Set the pictures aside and return each record below precisely as written.

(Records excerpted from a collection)
::::::

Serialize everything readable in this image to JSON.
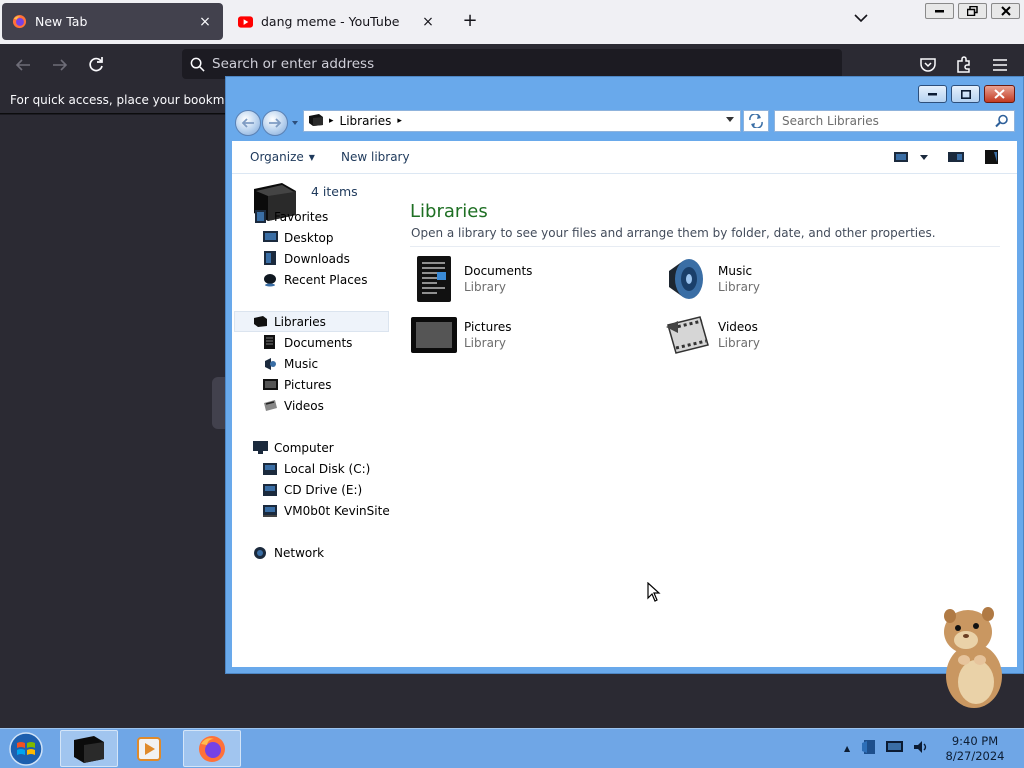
{
  "firefox": {
    "tabs": [
      {
        "label": "New Tab",
        "close": "×"
      },
      {
        "label": "dang meme - YouTube",
        "close": "×"
      }
    ],
    "new_tab": "+",
    "window_controls": {
      "minimize": "–",
      "restore": "❐",
      "close": "✕"
    },
    "url_placeholder": "Search or enter address",
    "bookmarks_bar_text": "For quick access, place your bookmarks here on the bookmarks toolbar.",
    "colors": {
      "tabbar": "#f0f0f4",
      "active_tab": "#42414d",
      "toolbar": "#2b2a33",
      "youtube_red": "#ff0000"
    }
  },
  "explorer": {
    "breadcrumb": [
      "Libraries"
    ],
    "search_placeholder": "Search Libraries",
    "toolbar": {
      "organize": "Organize",
      "new_library": "New library"
    },
    "items_count": "4 items",
    "nav": {
      "favorites": {
        "label": "Favorites",
        "children": [
          "Desktop",
          "Downloads",
          "Recent Places"
        ]
      },
      "libraries": {
        "label": "Libraries",
        "children": [
          "Documents",
          "Music",
          "Pictures",
          "Videos"
        ]
      },
      "computer": {
        "label": "Computer",
        "children": [
          "Local Disk (C:)",
          "CD Drive (E:)",
          "VM0b0t KevinSite"
        ]
      },
      "network": {
        "label": "Network"
      }
    },
    "content": {
      "title": "Libraries",
      "description": "Open a library to see your files and arrange them by folder, date, and other properties.",
      "libraries": [
        {
          "name": "Documents",
          "type": "Library",
          "icon": "documents-library-icon"
        },
        {
          "name": "Music",
          "type": "Library",
          "icon": "music-library-icon"
        },
        {
          "name": "Pictures",
          "type": "Library",
          "icon": "pictures-library-icon"
        },
        {
          "name": "Videos",
          "type": "Library",
          "icon": "videos-library-icon"
        }
      ]
    },
    "colors": {
      "frame": "#69a9eb",
      "title_green": "#1e6f23",
      "link_blue": "#1e395b"
    }
  },
  "taskbar": {
    "clock": {
      "time": "9:40 PM",
      "date": "8/27/2024"
    },
    "tray_arrow": "▲",
    "color": "#6fa6e6"
  }
}
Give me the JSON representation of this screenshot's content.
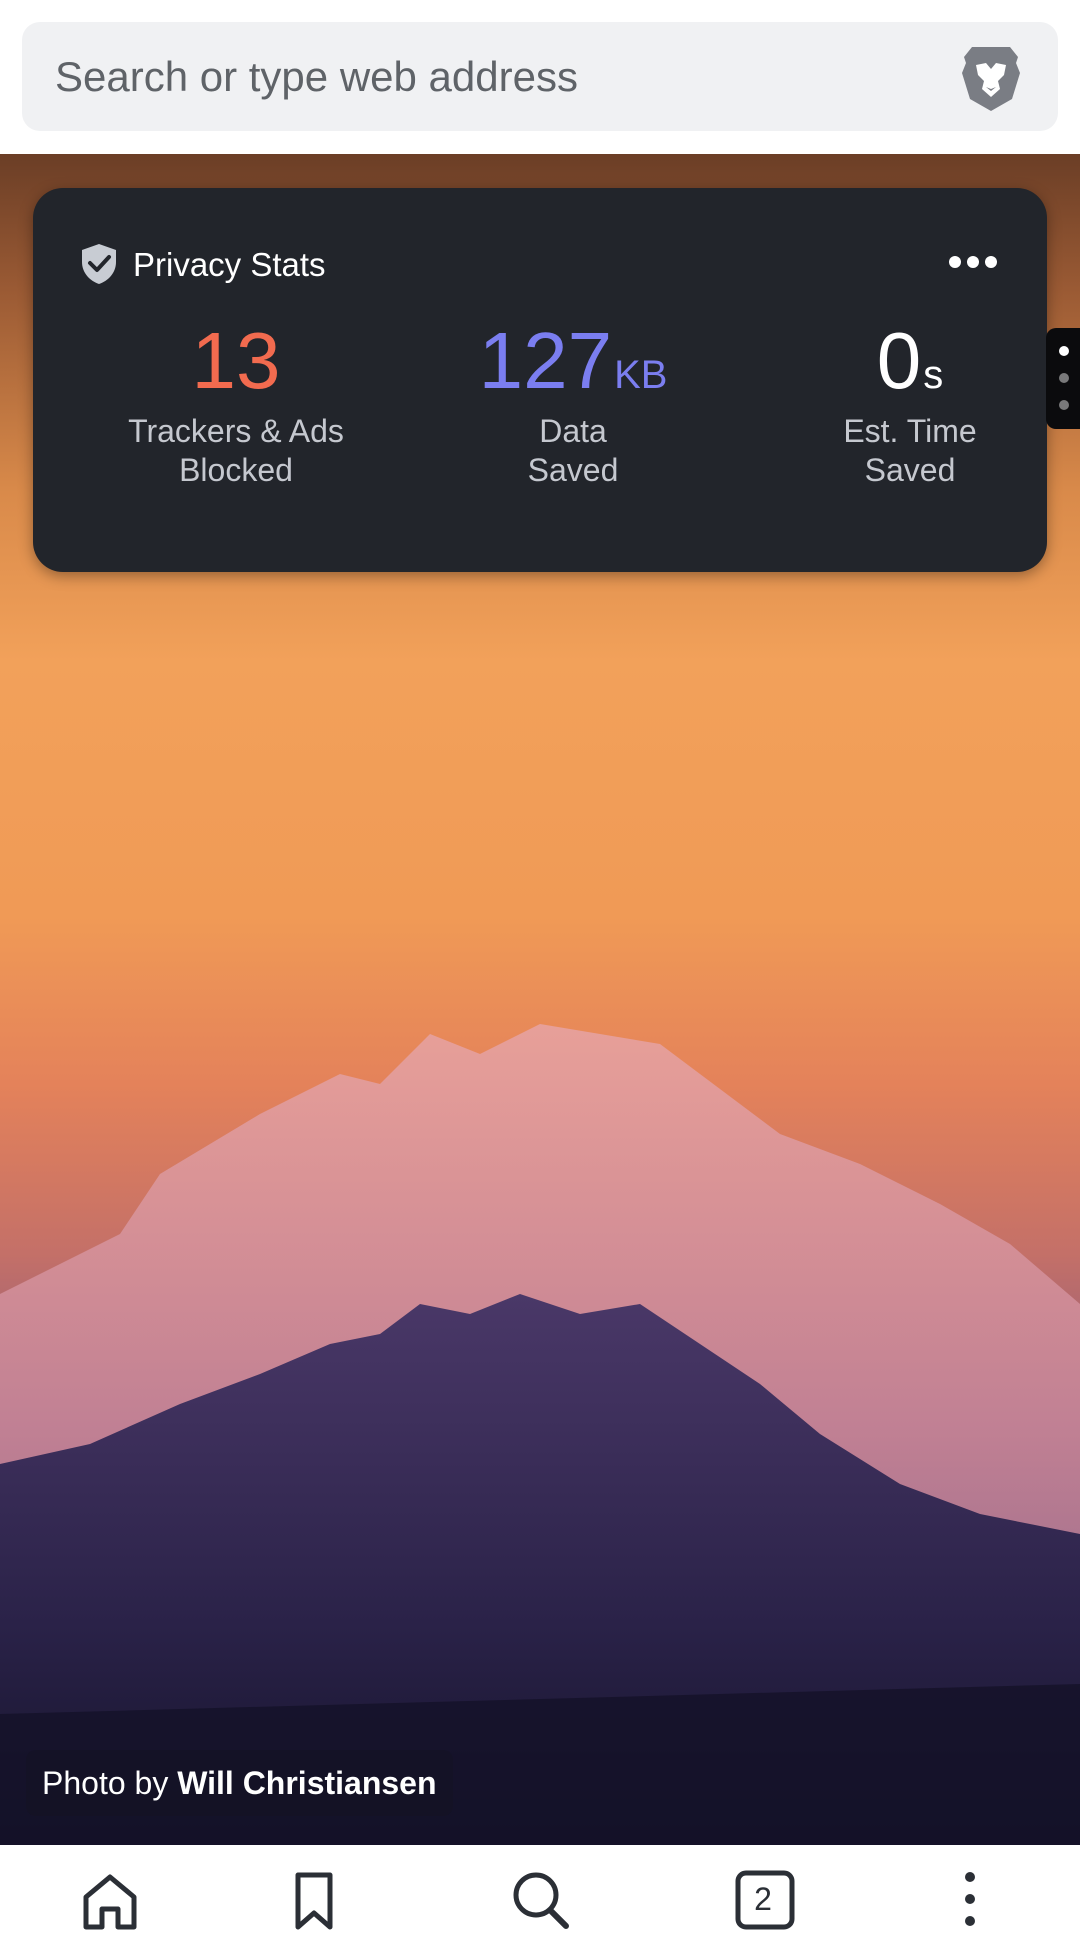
{
  "url_bar": {
    "placeholder": "Search or type web address",
    "brand_icon": "brave-lion-icon"
  },
  "privacy_stats": {
    "title": "Privacy Stats",
    "more_icon": "more-horizontal-icon",
    "stats": [
      {
        "value": "13",
        "unit": "",
        "label_line1": "Trackers & Ads",
        "label_line2": "Blocked",
        "color": "#f26b4f"
      },
      {
        "value": "127",
        "unit": "KB",
        "label_line1": "Data",
        "label_line2": "Saved",
        "color": "#7b7ef0"
      },
      {
        "value": "0",
        "unit": "s",
        "label_line1": "Est. Time",
        "label_line2": "Saved",
        "color": "#ffffff"
      }
    ]
  },
  "photo_credit": {
    "prefix": "Photo by",
    "author": "Will Christiansen"
  },
  "bottom_nav": {
    "items": [
      {
        "icon": "home-icon"
      },
      {
        "icon": "bookmark-icon"
      },
      {
        "icon": "search-icon"
      },
      {
        "icon": "tabs-icon",
        "count": "2"
      },
      {
        "icon": "more-vertical-icon"
      }
    ]
  },
  "colors": {
    "card_bg": "#22252b",
    "trackers": "#f26b4f",
    "data_saved": "#7b7ef0"
  }
}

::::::

● **Written response**:
Serialize everything readable in this image to JSON.
{
  "firefox": {
    "tabs": [
      {
        "label": "New Tab",
        "close": "×"
      },
      {
        "label": "dang meme - YouTube",
        "close": "×"
      }
    ],
    "new_tab": "+",
    "window_controls": {
      "minimize": "–",
      "restore": "❐",
      "close": "✕"
    },
    "url_placeholder": "Search or enter address",
    "bookmarks_bar_text": "For quick access, place your bookmarks here on the bookmarks toolbar.",
    "colors": {
      "tabbar": "#f0f0f4",
      "active_tab": "#42414d",
      "toolbar": "#2b2a33",
      "youtube_red": "#ff0000"
    }
  },
  "explorer": {
    "breadcrumb": [
      "Libraries"
    ],
    "search_placeholder": "Search Libraries",
    "toolbar": {
      "organize": "Organize",
      "new_library": "New library"
    },
    "items_count": "4 items",
    "nav": {
      "favorites": {
        "label": "Favorites",
        "children": [
          "Desktop",
          "Downloads",
          "Recent Places"
        ]
      },
      "libraries": {
        "label": "Libraries",
        "children": [
          "Documents",
          "Music",
          "Pictures",
          "Videos"
        ]
      },
      "computer": {
        "label": "Computer",
        "children": [
          "Local Disk (C:)",
          "CD Drive (E:)",
          "VM0b0t KevinSite"
        ]
      },
      "network": {
        "label": "Network"
      }
    },
    "content": {
      "title": "Libraries",
      "description": "Open a library to see your files and arrange them by folder, date, and other properties.",
      "libraries": [
        {
          "name": "Documents",
          "type": "Library",
          "icon": "documents-library-icon"
        },
        {
          "name": "Music",
          "type": "Library",
          "icon": "music-library-icon"
        },
        {
          "name": "Pictures",
          "type": "Library",
          "icon": "pictures-library-icon"
        },
        {
          "name": "Videos",
          "type": "Library",
          "icon": "videos-library-icon"
        }
      ]
    },
    "colors": {
      "frame": "#69a9eb",
      "title_green": "#1e6f23",
      "link_blue": "#1e395b"
    }
  },
  "taskbar": {
    "clock": {
      "time": "9:40 PM",
      "date": "8/27/2024"
    },
    "tray_arrow": "▲",
    "color": "#6fa6e6"
  }
}
Give me the JSON representation of this screenshot's content.
{
  "url_bar": {
    "placeholder": "Search or type web address",
    "brand_icon": "brave-lion-icon"
  },
  "privacy_stats": {
    "title": "Privacy Stats",
    "more_icon": "more-horizontal-icon",
    "stats": [
      {
        "value": "13",
        "unit": "",
        "label_line1": "Trackers & Ads",
        "label_line2": "Blocked",
        "color": "#f26b4f"
      },
      {
        "value": "127",
        "unit": "KB",
        "label_line1": "Data",
        "label_line2": "Saved",
        "color": "#7b7ef0"
      },
      {
        "value": "0",
        "unit": "s",
        "label_line1": "Est. Time",
        "label_line2": "Saved",
        "color": "#ffffff"
      }
    ]
  },
  "photo_credit": {
    "prefix": "Photo by",
    "author": "Will Christiansen"
  },
  "bottom_nav": {
    "items": [
      {
        "icon": "home-icon"
      },
      {
        "icon": "bookmark-icon"
      },
      {
        "icon": "search-icon"
      },
      {
        "icon": "tabs-icon",
        "count": "2"
      },
      {
        "icon": "more-vertical-icon"
      }
    ]
  },
  "colors": {
    "card_bg": "#22252b",
    "trackers": "#f26b4f",
    "data_saved": "#7b7ef0"
  }
}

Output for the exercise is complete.